The butterfly shaped nebula NGC 2346 started as two neighboring stars, each about twice as massive as the sun. Now, scientists have predicted how it will evolve over the next several millennia.
Using the Gemini Observatory 8-meter telescope in Chile, scientists from the National Optical Astronomy Observatory have captured the highest resolution image ever obtained of the so-called bipolar planetary nebula. No other telescope on the ground or in space -- not even the Hubble Space Telescope -- has been about to get such a clear picture of the gaseous nebula floating 2,300 light years away from our sun.
The image (above) shows a knotted, streaky swath of hydrogen gas as big as our solar system. The authors of a forthcoming study in the Astrophysical Journal believe the patten is the result of a hot bubble of gas around the central star breaking out and shattering the shell of surrounding gas. They liken it to the way oil spreads and beads in a glass of water.

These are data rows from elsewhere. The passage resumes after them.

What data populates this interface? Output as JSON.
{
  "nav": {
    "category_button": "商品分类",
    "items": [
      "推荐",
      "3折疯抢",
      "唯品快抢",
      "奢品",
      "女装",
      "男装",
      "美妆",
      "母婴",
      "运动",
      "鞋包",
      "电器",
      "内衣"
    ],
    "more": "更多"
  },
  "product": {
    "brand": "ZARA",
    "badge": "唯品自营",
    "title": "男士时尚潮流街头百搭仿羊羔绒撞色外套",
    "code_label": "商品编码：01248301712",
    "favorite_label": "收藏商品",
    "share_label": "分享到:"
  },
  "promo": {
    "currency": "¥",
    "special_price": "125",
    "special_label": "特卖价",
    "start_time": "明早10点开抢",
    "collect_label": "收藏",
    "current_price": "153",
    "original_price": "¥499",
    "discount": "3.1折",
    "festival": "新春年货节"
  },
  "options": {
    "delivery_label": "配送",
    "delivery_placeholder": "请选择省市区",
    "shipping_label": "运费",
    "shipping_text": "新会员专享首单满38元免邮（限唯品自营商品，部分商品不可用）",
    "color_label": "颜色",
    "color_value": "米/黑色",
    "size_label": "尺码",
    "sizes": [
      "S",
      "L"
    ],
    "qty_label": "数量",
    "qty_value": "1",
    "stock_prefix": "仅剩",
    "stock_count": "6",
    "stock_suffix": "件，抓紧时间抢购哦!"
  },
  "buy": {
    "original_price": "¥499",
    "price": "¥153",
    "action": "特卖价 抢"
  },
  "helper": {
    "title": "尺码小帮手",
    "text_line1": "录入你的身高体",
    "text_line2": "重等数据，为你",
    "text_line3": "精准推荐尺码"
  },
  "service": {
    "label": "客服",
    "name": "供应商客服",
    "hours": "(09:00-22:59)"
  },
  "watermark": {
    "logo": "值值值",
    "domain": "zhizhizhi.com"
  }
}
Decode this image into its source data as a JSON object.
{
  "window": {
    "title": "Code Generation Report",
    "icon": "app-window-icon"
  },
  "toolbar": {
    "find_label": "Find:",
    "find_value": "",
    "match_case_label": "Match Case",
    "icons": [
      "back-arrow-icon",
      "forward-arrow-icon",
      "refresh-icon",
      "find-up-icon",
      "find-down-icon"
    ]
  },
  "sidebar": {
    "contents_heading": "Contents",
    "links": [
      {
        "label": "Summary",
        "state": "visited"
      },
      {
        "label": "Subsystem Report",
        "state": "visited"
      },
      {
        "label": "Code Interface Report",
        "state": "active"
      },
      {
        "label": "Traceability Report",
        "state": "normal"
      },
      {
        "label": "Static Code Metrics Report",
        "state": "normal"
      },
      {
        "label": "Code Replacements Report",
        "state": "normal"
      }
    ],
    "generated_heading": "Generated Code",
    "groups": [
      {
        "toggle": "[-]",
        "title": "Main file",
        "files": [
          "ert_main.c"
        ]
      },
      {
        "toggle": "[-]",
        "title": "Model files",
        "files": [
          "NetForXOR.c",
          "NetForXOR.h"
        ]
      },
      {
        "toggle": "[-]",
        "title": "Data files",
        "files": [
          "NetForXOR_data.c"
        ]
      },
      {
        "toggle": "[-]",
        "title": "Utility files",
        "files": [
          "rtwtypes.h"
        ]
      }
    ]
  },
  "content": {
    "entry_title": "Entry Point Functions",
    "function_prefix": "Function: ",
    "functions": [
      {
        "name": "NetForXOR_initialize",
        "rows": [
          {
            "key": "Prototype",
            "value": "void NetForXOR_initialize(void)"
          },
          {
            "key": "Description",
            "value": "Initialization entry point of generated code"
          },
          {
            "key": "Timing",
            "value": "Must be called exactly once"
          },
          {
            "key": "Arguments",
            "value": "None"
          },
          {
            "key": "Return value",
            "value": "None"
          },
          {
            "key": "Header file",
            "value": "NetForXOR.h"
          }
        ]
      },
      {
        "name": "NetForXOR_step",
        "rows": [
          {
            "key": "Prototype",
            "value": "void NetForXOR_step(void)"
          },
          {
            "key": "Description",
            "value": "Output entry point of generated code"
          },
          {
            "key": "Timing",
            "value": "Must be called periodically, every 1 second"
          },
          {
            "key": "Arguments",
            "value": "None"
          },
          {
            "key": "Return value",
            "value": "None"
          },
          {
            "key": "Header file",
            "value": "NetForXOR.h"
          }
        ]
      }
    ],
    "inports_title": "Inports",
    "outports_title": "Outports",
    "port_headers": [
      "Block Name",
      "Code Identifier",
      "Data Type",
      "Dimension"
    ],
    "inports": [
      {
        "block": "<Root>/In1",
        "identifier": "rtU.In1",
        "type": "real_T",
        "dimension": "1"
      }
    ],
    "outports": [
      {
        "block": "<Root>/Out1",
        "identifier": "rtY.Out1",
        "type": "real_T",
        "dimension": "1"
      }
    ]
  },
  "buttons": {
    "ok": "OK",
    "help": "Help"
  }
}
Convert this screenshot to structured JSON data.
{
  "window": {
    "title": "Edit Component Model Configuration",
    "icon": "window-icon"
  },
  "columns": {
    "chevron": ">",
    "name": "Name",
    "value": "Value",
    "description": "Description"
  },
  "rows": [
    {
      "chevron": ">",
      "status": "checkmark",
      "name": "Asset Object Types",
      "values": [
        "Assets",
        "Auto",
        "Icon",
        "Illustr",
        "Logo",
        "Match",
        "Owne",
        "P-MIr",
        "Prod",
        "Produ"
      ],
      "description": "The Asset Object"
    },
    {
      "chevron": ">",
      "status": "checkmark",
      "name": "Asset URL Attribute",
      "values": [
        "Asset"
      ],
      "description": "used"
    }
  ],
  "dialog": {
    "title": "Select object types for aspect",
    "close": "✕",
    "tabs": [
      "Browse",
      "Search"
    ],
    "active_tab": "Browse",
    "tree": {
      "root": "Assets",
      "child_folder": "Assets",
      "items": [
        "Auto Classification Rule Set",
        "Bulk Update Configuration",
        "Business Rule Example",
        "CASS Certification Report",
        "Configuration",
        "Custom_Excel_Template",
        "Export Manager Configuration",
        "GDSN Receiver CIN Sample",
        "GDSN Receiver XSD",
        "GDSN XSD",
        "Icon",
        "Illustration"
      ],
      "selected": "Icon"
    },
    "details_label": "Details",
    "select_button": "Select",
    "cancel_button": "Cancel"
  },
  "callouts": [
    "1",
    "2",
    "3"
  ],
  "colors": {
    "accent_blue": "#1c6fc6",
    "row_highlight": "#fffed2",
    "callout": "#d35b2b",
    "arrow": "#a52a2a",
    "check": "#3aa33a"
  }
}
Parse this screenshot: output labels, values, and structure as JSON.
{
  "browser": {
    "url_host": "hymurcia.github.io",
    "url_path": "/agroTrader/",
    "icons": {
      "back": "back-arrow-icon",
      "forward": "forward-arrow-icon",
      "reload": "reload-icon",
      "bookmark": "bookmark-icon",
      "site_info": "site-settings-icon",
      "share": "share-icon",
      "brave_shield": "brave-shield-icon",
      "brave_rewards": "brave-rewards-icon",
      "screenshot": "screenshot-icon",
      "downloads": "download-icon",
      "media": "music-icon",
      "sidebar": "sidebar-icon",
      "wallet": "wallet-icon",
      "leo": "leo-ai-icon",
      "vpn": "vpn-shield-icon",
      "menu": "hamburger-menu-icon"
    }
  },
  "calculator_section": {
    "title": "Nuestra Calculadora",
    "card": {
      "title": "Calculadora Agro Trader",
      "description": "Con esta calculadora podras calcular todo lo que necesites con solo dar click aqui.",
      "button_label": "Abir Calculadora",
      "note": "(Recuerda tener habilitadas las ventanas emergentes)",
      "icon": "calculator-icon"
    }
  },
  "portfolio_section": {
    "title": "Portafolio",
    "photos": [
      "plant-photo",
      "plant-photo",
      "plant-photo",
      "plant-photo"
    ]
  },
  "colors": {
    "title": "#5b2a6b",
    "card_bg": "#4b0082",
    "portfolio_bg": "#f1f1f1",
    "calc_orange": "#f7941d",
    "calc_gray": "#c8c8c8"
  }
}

The authors created a computer model of how the gasses are expected to interact over the next 9,000 years. Lead author Arturo Manchado explained that the animation (below) shows an initial toroid, or donut-shaped, mass of cool hydrogen gas (represented in blue) that expands from the central line. "Once the swept-up shell is highly fragmented, the toroid is no longer visible and only the large clumps will be seen."